• TASK STATEMENT: If a line in the data below includes the string "network", please return a copy of it.

=== Section Start ===

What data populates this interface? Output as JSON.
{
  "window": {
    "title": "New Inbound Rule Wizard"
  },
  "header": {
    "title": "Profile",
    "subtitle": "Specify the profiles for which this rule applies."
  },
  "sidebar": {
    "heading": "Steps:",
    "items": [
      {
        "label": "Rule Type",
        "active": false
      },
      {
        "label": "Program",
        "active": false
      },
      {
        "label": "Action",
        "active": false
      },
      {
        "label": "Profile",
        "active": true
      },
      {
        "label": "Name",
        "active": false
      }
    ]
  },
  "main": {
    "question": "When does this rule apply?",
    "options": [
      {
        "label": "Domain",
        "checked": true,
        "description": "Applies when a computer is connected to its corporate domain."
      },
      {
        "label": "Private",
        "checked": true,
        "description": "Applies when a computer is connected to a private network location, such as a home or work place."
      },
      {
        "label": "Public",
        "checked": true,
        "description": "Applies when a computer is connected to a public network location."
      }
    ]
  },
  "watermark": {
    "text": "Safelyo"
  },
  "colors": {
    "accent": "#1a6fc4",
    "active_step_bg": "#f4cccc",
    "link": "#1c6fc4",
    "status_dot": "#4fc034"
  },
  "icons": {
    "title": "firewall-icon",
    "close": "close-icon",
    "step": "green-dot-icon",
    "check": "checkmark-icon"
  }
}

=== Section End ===

• RESPONSE BELOW:
        "description": "Applies when a computer is connected to a private network location, such as a home or work place."
        "description": "Applies when a computer is connected to a public network location."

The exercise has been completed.